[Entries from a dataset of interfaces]
*-*-*
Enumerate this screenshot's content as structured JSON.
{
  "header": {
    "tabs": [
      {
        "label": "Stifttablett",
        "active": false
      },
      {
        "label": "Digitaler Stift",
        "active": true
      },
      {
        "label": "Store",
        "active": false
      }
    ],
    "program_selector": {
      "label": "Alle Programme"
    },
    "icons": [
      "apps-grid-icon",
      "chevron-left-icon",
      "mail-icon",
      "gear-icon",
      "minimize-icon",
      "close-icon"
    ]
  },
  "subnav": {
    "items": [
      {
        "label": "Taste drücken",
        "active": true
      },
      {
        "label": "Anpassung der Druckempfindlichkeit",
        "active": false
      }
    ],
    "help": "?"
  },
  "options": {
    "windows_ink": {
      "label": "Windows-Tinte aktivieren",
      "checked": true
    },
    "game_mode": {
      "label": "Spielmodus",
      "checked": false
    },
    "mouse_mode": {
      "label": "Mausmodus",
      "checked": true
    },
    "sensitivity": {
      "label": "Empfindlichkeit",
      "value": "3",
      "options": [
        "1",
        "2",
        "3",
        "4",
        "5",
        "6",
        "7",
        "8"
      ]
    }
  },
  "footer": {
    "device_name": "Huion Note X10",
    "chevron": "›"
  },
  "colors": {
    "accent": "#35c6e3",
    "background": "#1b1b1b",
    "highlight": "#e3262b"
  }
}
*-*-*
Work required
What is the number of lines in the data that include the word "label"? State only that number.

Solution to this task
10